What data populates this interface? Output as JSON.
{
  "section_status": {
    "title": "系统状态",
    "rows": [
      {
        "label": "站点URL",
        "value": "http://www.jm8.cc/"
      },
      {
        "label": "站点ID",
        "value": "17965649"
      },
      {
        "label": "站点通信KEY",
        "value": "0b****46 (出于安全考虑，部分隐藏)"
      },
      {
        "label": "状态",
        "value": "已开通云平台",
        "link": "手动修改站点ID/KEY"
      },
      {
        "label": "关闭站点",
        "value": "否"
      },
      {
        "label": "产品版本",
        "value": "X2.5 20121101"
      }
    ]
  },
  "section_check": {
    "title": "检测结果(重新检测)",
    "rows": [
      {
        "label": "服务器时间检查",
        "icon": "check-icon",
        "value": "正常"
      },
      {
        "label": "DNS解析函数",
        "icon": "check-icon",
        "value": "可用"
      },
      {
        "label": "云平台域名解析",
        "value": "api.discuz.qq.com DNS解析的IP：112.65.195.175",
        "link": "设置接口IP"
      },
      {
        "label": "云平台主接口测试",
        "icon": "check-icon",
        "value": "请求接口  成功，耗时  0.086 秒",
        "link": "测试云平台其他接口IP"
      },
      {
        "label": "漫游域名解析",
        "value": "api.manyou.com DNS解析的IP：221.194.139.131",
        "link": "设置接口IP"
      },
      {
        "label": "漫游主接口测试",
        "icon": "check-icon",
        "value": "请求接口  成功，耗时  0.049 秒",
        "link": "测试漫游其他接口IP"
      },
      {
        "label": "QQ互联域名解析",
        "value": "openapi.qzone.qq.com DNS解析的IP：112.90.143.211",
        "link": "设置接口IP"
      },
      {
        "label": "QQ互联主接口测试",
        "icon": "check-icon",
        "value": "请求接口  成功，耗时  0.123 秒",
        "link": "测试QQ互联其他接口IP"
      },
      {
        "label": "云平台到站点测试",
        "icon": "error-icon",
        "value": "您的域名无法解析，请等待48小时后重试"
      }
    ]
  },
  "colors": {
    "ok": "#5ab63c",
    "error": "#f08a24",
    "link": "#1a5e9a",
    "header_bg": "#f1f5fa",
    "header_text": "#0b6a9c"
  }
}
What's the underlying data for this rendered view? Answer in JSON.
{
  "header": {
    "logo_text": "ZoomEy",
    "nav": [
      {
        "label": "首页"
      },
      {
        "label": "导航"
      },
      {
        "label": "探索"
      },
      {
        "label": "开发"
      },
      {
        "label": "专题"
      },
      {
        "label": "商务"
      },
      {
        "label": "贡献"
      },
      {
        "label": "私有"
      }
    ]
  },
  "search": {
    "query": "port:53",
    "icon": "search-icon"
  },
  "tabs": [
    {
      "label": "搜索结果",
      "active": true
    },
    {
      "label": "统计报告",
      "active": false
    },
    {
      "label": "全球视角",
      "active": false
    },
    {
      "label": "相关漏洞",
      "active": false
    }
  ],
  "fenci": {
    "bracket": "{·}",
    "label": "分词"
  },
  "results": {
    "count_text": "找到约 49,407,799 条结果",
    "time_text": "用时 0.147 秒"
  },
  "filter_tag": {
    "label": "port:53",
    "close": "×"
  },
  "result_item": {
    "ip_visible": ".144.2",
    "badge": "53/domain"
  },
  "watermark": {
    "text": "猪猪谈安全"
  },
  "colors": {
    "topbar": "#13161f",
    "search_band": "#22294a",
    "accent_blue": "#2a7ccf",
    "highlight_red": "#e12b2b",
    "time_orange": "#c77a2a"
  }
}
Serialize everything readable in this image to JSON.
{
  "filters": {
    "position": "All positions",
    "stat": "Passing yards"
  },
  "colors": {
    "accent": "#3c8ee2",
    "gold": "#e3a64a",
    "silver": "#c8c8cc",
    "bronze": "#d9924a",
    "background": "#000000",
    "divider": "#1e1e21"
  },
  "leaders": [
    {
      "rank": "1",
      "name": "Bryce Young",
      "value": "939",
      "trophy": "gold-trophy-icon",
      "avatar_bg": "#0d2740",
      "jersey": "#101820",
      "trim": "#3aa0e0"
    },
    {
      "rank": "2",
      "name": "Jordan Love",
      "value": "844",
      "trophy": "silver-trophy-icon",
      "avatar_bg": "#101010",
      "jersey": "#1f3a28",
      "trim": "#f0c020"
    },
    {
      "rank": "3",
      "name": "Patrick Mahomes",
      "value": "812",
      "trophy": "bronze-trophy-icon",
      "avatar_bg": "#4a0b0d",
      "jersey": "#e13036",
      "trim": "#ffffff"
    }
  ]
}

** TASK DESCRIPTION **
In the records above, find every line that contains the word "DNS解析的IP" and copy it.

** RESPONSE TO THE EXERCISE **
        "value": "api.discuz.qq.com DNS解析的IP：112.65.195.175",
        "value": "api.manyou.com DNS解析的IP：221.194.139.131",
        "value": "openapi.qzone.qq.com DNS解析的IP：112.90.143.211",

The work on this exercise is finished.